At SQLSaturday Vienna last month, James Rowland-Jones (SQLbits organizer, former MVP, consulting company founder, and now Microsoft principal program manager, which is a pretty big deal) said in his keynote speech (paraphrased):
“If you’re working with data, breadth is the new depth.”
And years ago, Buck Woody (legendary Microsoftie currently doing machine learning and data science) told me:
“In a mature market, be a specialist.
In an immature market, be a generalist.”
Both James and Buck are absolutely right.
We’ve all got stories of parents and grandparents who worked in a factory, spent their first year learning how to do a job, and then spent the rest of their 30-40 year career doing that exact same job, eventually retiring with a pension.
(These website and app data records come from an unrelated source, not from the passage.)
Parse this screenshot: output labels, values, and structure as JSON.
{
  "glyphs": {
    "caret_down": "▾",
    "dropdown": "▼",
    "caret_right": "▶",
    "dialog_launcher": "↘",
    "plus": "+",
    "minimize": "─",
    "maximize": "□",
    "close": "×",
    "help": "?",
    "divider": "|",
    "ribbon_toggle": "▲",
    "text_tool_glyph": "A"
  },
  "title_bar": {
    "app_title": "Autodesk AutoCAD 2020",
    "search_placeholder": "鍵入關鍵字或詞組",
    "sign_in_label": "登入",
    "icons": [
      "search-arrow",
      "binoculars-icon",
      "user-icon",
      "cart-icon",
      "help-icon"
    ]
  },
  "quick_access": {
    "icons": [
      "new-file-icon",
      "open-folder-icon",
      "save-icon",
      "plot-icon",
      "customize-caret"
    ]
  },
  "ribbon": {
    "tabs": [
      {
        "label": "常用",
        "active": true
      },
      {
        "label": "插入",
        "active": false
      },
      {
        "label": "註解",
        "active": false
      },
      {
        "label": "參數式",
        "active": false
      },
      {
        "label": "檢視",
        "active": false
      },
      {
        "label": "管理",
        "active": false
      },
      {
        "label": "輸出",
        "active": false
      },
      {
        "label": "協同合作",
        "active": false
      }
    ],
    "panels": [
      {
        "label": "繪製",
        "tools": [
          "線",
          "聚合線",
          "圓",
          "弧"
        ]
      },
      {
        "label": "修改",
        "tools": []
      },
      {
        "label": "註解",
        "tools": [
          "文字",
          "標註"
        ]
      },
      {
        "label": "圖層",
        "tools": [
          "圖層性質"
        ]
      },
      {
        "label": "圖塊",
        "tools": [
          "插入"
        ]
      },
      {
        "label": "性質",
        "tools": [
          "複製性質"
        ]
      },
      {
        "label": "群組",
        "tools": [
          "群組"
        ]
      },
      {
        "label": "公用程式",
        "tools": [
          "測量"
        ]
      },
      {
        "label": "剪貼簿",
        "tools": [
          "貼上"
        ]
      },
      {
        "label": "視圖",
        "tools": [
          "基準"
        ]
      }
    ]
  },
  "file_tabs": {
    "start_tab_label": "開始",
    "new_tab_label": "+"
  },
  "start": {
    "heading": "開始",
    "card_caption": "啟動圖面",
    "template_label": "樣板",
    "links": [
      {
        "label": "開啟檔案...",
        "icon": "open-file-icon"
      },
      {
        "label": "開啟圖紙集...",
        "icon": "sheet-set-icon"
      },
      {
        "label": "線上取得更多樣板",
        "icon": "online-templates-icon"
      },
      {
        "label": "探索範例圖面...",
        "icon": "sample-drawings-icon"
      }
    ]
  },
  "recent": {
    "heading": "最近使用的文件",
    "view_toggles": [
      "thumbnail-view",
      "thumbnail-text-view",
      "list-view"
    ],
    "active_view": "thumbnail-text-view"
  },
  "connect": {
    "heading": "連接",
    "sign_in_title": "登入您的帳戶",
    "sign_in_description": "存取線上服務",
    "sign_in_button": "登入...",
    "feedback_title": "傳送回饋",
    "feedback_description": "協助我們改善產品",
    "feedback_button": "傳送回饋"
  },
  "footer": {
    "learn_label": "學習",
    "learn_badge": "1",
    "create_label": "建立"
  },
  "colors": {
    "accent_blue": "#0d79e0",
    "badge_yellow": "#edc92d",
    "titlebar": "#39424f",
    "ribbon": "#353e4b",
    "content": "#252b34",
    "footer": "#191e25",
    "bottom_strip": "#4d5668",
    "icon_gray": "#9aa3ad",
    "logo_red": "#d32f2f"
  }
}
Some of them even worked in IT – I knew a few folks who learned, worked, and retired, all working on the same mainframe.
Today in IT, everybody’s learning for a living, so I say:
Specialize in learning itself, but be a generalist about what you learn.
Even when you’ve found a tool you love, and you want to specialize in it, you need to understand the problem that you’re solving, and learn about other tools to solve that same pain.
I specialize in Microsoft SQL Server, which solves the business pain of, “How do I store and access my valuable data?”
To stay current, I need to spend, say, 3/4 of my time learning about SQL Server, but the remaining 1/4 about the pain itself, and other ways you can solve it. Don’t get me wrong, I’m by no means an expert in other database technologies – hell, I’m not even qualified to be a user of most other technologies, let alone an admin – but I want to know what’s going on in those markets. I want to know what developers are excited about, and why.
This lets you talk credibly with the business.
When a client’s executive or project manager wants to know what else is happening in the data market, I don’t look like a religious zealot, and I can have a calm, informed discussion about what makes MongoDB or Azure SQL Data Warehouse interesting.
I don’t invest a lot of my learning budget in that minority of my research – for example, I wouldn’t attend a NoSQL or analytics conference – but I invest my time by reading free materials online. I don’t look for database-specific reading sources – I start upstream by asking, “How are developers approaching data problems?”
I happen to find startup culture interesting, so I read Hacker News, but it’s not a great fit for everybody. It’s heavily focused on startups, not big enterprise developers or highly educated big data analyst types. You won’t find comparisons between, say, DB2, Oracle, and SQL Server there. But it’s a great place to start for startup news, and you don’t have to read it every day – just stick your head in there every now and then and see what’s happening outside of the traditional database world.